Also, Merrick is of the opinion that C-suite executives in the higher education sector need some disruption too. He says, “it’s not just about selecting a system that is easy to manage, administer, and create content, but one that makes the student experience meaningful and convenient.” 

Similarly, Annie Koh, Professor Emeritus at the Singapore-based Singapore Management University, believes that, for higher education institutions, the future lies in “creating a learn from everywhere education system.” She explains that the pandemic has only accelerated a trend towards more digital, collaborative learning, and that is one benefit which must be embraced.

CMS and DXP have the tools to help higher education institutions deliver more personalized learning experiences to students. Headless CMS, in particular, have the potential to deliver AI-based personalization and omnichannel experiences for students, so they have access to educational materials, announcements, and can maintain communication with faculty members. 

Potential Roadblocks

Nevertheless, this future isn’t free of roadblocks, Scanlan believes. For instance, “universities haven’t really begun to use artificial intelligence and predictive analytics to enhance their student journey.”

“CMS of the future will understand student behavior at a micro level, and use very sophisticated algorithms to understand your student enrollment trends and data. Even helping put students in classes based on what’s best for their journey,” she says.

With that in mind, what do higher education institutions need to ask from their CMS?

  • Granular personalization
  • Omnichannel content delivery
  • Headless or hybrid architecture
  • Support for NoCode or LowCode 
  • Integration with third-party softwares 

Besides technical features and support, higher education institutions need a vendor with enough product vision to show them why its CMS will enable them to wade through the specificities of the post-secondary education market.

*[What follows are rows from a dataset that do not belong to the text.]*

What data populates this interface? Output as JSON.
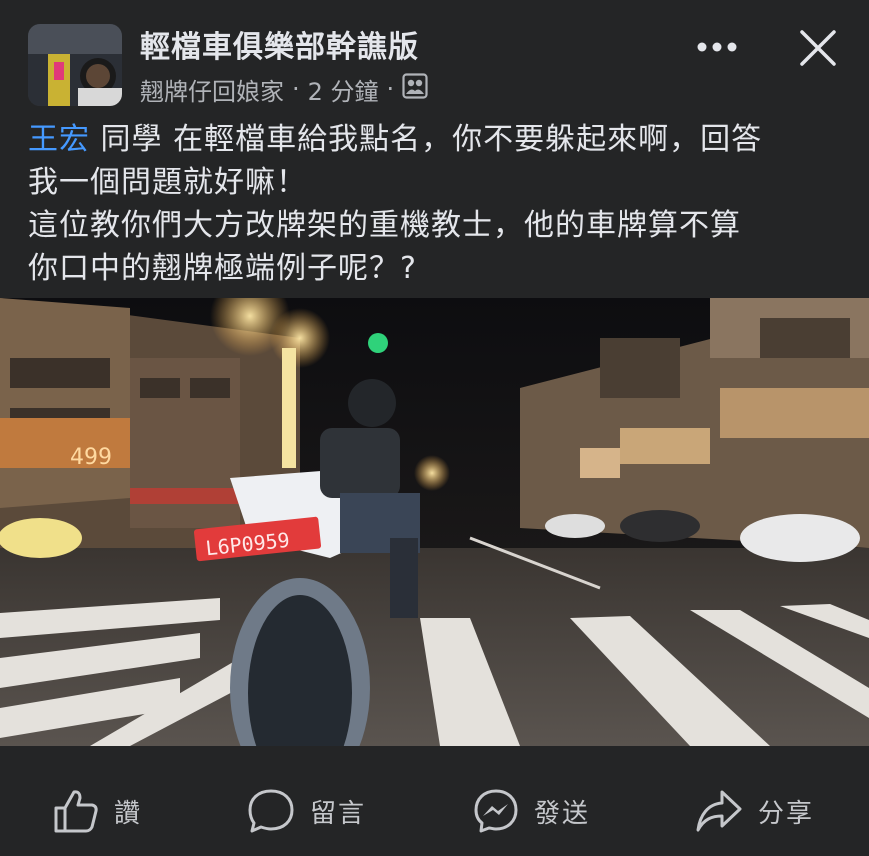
{
  "header": {
    "title": "輕檔車俱樂部幹譙版",
    "author": "翹牌仔回娘家",
    "separator": "·",
    "time": "2 分鐘",
    "privacy_icon": "group-icon",
    "more_icon": "more-horizontal-icon",
    "close_icon": "close-icon"
  },
  "post": {
    "mention": "王宏",
    "text_line1_rest": " 同學 在輕檔車給我點名，你不要躲起來啊，回答",
    "text_line2": "我一個問題就好嘛！",
    "text_line3": "這位教你們大方改牌架的重機教士，他的車牌算不算",
    "text_line4": "你口中的翹牌極端例子呢？?"
  },
  "media": {
    "plate_text": "L6P0959",
    "store_sign_text": "499"
  },
  "actions": [
    {
      "label": "讚",
      "icon": "like-icon"
    },
    {
      "label": "留言",
      "icon": "comment-icon"
    },
    {
      "label": "發送",
      "icon": "messenger-icon"
    },
    {
      "label": "分享",
      "icon": "share-icon"
    }
  ]
}
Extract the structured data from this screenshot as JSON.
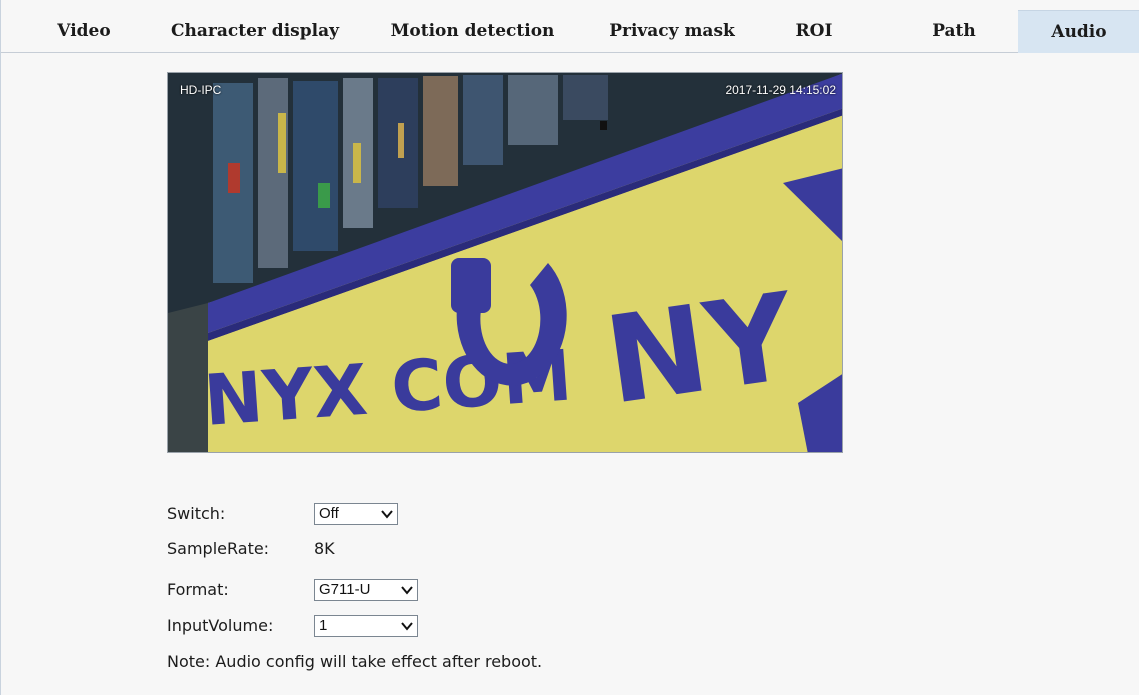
{
  "tabs": [
    {
      "label": "Video"
    },
    {
      "label": "Character display"
    },
    {
      "label": "Motion detection"
    },
    {
      "label": "Privacy mask"
    },
    {
      "label": "ROI"
    },
    {
      "label": "Path"
    },
    {
      "label": "Audio",
      "active": true
    }
  ],
  "preview": {
    "osd_name": "HD-IPC",
    "osd_time": "2017-11-29 14:15:02",
    "sign_text": "NYX COM",
    "sign_text_right": "NY"
  },
  "form": {
    "switch_label": "Switch:",
    "switch_value": "Off",
    "samplerate_label": "SampleRate:",
    "samplerate_value": "8K",
    "format_label": "Format:",
    "format_value": "G711-U",
    "inputvolume_label": "InputVolume:",
    "inputvolume_value": "1",
    "note": "Note: Audio config will take effect after reboot."
  },
  "colors": {
    "active_tab": "#d7e5f2",
    "sign_yellow": "#ddd56a",
    "sign_blue": "#3b3c9e"
  }
}
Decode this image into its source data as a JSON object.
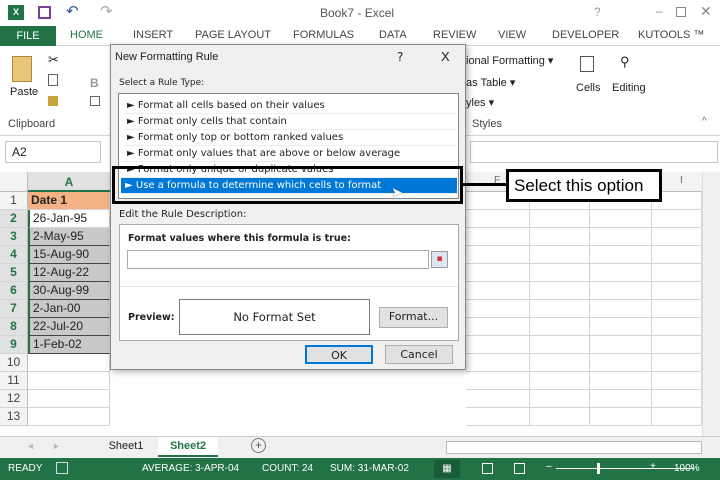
{
  "titlebar": {
    "title": "Book7 - Excel",
    "help": "?"
  },
  "tabs": [
    "FILE",
    "HOME",
    "INSERT",
    "PAGE LAYOUT",
    "FORMULAS",
    "DATA",
    "REVIEW",
    "VIEW",
    "DEVELOPER",
    "KUTOOLS ™"
  ],
  "ribbon": {
    "paste": "Paste",
    "clipboard": "Clipboard",
    "cond_format": "ional Formatting ▾",
    "format_table": "as Table ▾",
    "cell_styles": "yles ▾",
    "styles": "Styles",
    "cells": "Cells",
    "editing": "Editing",
    "bold": "B"
  },
  "formula_bar": {
    "name_box": "A2"
  },
  "grid": {
    "col_a": "A",
    "col_f": "F",
    "col_i": "I",
    "rows": [
      "1",
      "2",
      "3",
      "4",
      "5",
      "6",
      "7",
      "8",
      "9",
      "10",
      "11",
      "12",
      "13"
    ],
    "col_a_values": [
      "Date 1",
      "26-Jan-95",
      "2-May-95",
      "15-Aug-90",
      "12-Aug-22",
      "30-Aug-99",
      "2-Jan-00",
      "22-Jul-20",
      "1-Feb-02"
    ]
  },
  "dialog": {
    "title": "New Formatting Rule",
    "help": "?",
    "close": "X",
    "select_label": "Select a Rule Type:",
    "rule_types": [
      "► Format all cells based on their values",
      "► Format only cells that contain",
      "► Format only top or bottom ranked values",
      "► Format only values that are above or below average",
      "► Format only unique or duplicate values",
      "► Use a formula to determine which cells to format"
    ],
    "edit_label": "Edit the Rule Description:",
    "formula_label": "Format values where this formula is true:",
    "formula_value": "",
    "preview_label": "Preview:",
    "preview_text": "No Format Set",
    "format_button": "Format...",
    "ok": "OK",
    "cancel": "Cancel"
  },
  "callout": {
    "text": "Select this option"
  },
  "sheets": [
    "Sheet1",
    "Sheet2"
  ],
  "active_sheet": "Sheet2",
  "status": {
    "ready": "READY",
    "average": "AVERAGE: 3-APR-04",
    "count": "COUNT: 24",
    "sum": "SUM: 31-MAR-02",
    "zoom": "100%"
  },
  "colors": {
    "excel_green": "#217346",
    "header_orange": "#f4b183",
    "selected_blue": "#0078d7"
  }
}
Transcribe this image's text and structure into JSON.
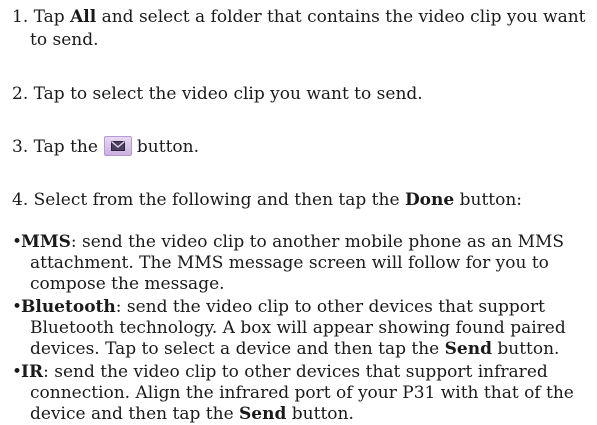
{
  "steps": {
    "s1": {
      "num": "1. Tap ",
      "bold": "All",
      "rest": " and select a folder that contains the video clip you want",
      "cont": "to send."
    },
    "s2": {
      "text": "2. Tap to select the video clip you want to send."
    },
    "s3": {
      "before": "3. Tap the",
      "icon": "envelope-send-icon",
      "after": "button."
    },
    "s4": {
      "before": "4. Select from the following and then tap the ",
      "bold": "Done",
      "after": " button:"
    }
  },
  "options": [
    {
      "bullet": "•",
      "name": "MMS",
      "line1": ": send the video clip to another mobile phone as an MMS",
      "line2": "attachment. The MMS message screen will follow for you to",
      "line3": "compose the message."
    },
    {
      "bullet": "•",
      "name": "Bluetooth",
      "line1": ": send the video clip to other devices that support",
      "line2": "Bluetooth technology. A box will appear showing found paired",
      "line3a": "devices. Tap to select a device and then tap the ",
      "line3b": "Send",
      "line3c": " button."
    },
    {
      "bullet": "•",
      "name": "IR",
      "line1": ": send the video clip to other devices that support infrared",
      "line2": "connection. Align the infrared port of your P31 with that of the",
      "line3a": "device and then tap the ",
      "line3b": "Send",
      "line3c": " button."
    }
  ],
  "colors": {
    "text": "#1a1a1a",
    "button_fill": "#d8c4ea"
  }
}
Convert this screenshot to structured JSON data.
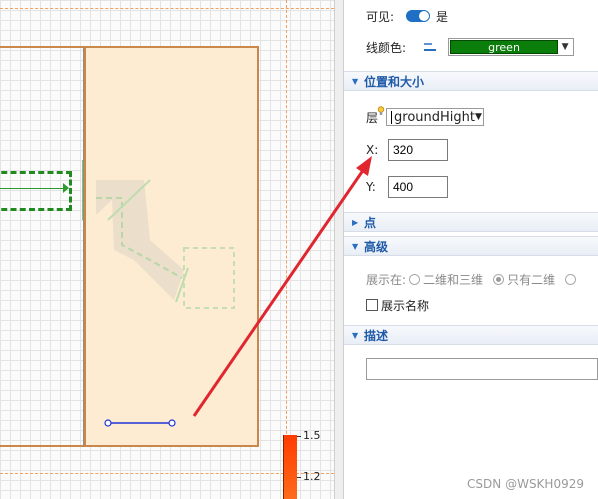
{
  "properties": {
    "visible": {
      "label": "可见:",
      "value": "是",
      "on": true
    },
    "line_color": {
      "label": "线颜色:",
      "value": "green",
      "color": "#0b7d0b"
    },
    "sections": {
      "position_size": {
        "title": "位置和大小",
        "expanded": true
      },
      "points": {
        "title": "点",
        "expanded": false
      },
      "advanced": {
        "title": "高级",
        "expanded": true
      },
      "description": {
        "title": "描述",
        "expanded": true
      }
    },
    "layer": {
      "label": "层",
      "value": "groundHight"
    },
    "x": {
      "label": "X:",
      "value": "320"
    },
    "y": {
      "label": "Y:",
      "value": "400"
    },
    "display_in": {
      "label": "展示在:",
      "options": [
        "二维和三维",
        "只有二维"
      ],
      "selected": "只有二维"
    },
    "show_name": {
      "label": "展示名称",
      "checked": false
    },
    "description_value": ""
  },
  "canvas": {
    "scale_labels": [
      "1.5",
      "1.2"
    ],
    "accent_colors": {
      "room_fill": "#fdebd2",
      "wall": "#c9874a",
      "annotation_arrow": "#e0262f",
      "selection_line": "#1f35d6"
    }
  },
  "watermark": "CSDN @WSKH0929"
}
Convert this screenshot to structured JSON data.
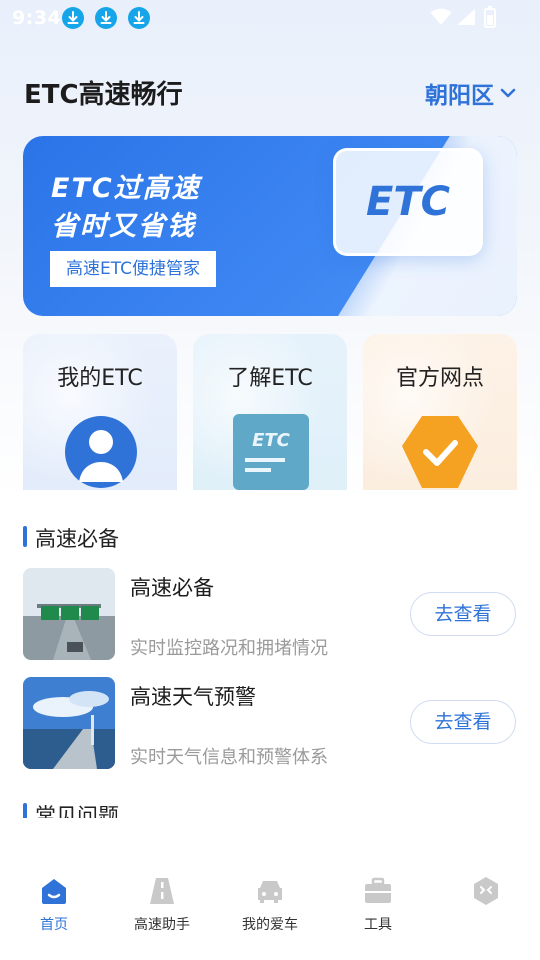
{
  "status_bar": {
    "time": "9:34"
  },
  "header": {
    "title": "ETC高速畅行",
    "region": "朝阳区"
  },
  "banner": {
    "headline_1": "ETC过高速",
    "headline_2": "省时又省钱",
    "subtitle": "高速ETC便捷管家",
    "card_text": "ETC"
  },
  "quick_cards": [
    {
      "label": "我的ETC",
      "icon": "user-icon"
    },
    {
      "label": "了解ETC",
      "icon": "etc-card-icon"
    },
    {
      "label": "官方网点",
      "icon": "check-badge-icon"
    }
  ],
  "section_essentials": {
    "title": "高速必备",
    "items": [
      {
        "title": "高速必备",
        "desc": "实时监控路况和拥堵情况",
        "button": "去查看"
      },
      {
        "title": "高速天气预警",
        "desc": "实时天气信息和预警体系",
        "button": "去查看"
      }
    ]
  },
  "section_faq": {
    "title": "常见问题"
  },
  "tabbar": {
    "tabs": [
      {
        "label": "首页",
        "icon": "home-icon"
      },
      {
        "label": "高速助手",
        "icon": "road-icon"
      },
      {
        "label": "我的爱车",
        "icon": "car-icon"
      },
      {
        "label": "工具",
        "icon": "toolbox-icon"
      },
      {
        "label": "",
        "icon": "profile-icon"
      }
    ]
  },
  "colors": {
    "accent": "#2f73d8",
    "banner": "#2b74e8",
    "muted_text": "#9a9a9a"
  }
}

Last, it needs to be a constantly evolving product with versions appearing regularly and a roadmap that benefits your institution.